(INPUT MATERIAL)
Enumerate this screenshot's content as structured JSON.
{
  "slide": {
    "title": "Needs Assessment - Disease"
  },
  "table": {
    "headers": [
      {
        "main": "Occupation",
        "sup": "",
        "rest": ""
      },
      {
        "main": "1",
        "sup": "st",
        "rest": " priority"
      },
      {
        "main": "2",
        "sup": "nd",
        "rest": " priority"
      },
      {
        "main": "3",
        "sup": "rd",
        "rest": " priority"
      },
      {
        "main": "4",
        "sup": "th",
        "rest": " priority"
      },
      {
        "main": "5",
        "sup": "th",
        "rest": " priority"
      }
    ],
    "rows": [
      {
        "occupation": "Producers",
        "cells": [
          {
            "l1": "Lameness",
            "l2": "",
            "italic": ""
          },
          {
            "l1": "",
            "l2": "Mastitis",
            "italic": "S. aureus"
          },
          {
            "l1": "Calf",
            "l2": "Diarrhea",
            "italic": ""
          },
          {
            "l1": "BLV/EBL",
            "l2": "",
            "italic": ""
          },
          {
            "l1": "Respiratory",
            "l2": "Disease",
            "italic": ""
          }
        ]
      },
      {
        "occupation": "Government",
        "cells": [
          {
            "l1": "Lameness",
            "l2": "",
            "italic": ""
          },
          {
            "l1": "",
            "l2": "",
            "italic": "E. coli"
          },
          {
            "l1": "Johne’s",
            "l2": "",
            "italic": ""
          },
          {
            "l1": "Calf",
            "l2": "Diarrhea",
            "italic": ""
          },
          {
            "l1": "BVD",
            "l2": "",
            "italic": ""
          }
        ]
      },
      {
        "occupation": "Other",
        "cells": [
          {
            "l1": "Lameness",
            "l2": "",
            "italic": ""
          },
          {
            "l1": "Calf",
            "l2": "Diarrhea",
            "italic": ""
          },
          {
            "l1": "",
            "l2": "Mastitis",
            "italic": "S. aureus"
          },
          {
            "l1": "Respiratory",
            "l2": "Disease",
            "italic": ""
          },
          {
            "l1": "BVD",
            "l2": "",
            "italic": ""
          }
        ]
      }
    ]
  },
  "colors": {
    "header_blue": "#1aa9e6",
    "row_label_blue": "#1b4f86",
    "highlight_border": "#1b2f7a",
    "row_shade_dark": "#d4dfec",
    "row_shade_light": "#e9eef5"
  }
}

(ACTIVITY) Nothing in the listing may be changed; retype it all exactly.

(ANSWER SECTION)
Enumerate this screenshot's content as structured JSON.
{
  "slide": {
    "title": "Needs Assessment - Disease"
  },
  "table": {
    "headers": [
      {
        "main": "Occupation",
        "sup": "",
        "rest": ""
      },
      {
        "main": "1",
        "sup": "st",
        "rest": " priority"
      },
      {
        "main": "2",
        "sup": "nd",
        "rest": " priority"
      },
      {
        "main": "3",
        "sup": "rd",
        "rest": " priority"
      },
      {
        "main": "4",
        "sup": "th",
        "rest": " priority"
      },
      {
        "main": "5",
        "sup": "th",
        "rest": " priority"
      }
    ],
    "rows": [
      {
        "occupation": "Producers",
        "cells": [
          {
            "l1": "Lameness",
            "l2": "",
            "italic": ""
          },
          {
            "l1": "",
            "l2": "Mastitis",
            "italic": "S. aureus"
          },
          {
            "l1": "Calf",
            "l2": "Diarrhea",
            "italic": ""
          },
          {
            "l1": "BLV/EBL",
            "l2": "",
            "italic": ""
          },
          {
            "l1": "Respiratory",
            "l2": "Disease",
            "italic": ""
          }
        ]
      },
      {
        "occupation": "Government",
        "cells": [
          {
            "l1": "Lameness",
            "l2": "",
            "italic": ""
          },
          {
            "l1": "",
            "l2": "",
            "italic": "E. coli"
          },
          {
            "l1": "Johne’s",
            "l2": "",
            "italic": ""
          },
          {
            "l1": "Calf",
            "l2": "Diarrhea",
            "italic": ""
          },
          {
            "l1": "BVD",
            "l2": "",
            "italic": ""
          }
        ]
      },
      {
        "occupation": "Other",
        "cells": [
          {
            "l1": "Lameness",
            "l2": "",
            "italic": ""
          },
          {
            "l1": "Calf",
            "l2": "Diarrhea",
            "italic": ""
          },
          {
            "l1": "",
            "l2": "Mastitis",
            "italic": "S. aureus"
          },
          {
            "l1": "Respiratory",
            "l2": "Disease",
            "italic": ""
          },
          {
            "l1": "BVD",
            "l2": "",
            "italic": ""
          }
        ]
      }
    ]
  },
  "colors": {
    "header_blue": "#1aa9e6",
    "row_label_blue": "#1b4f86",
    "highlight_border": "#1b2f7a",
    "row_shade_dark": "#d4dfec",
    "row_shade_light": "#e9eef5"
  }
}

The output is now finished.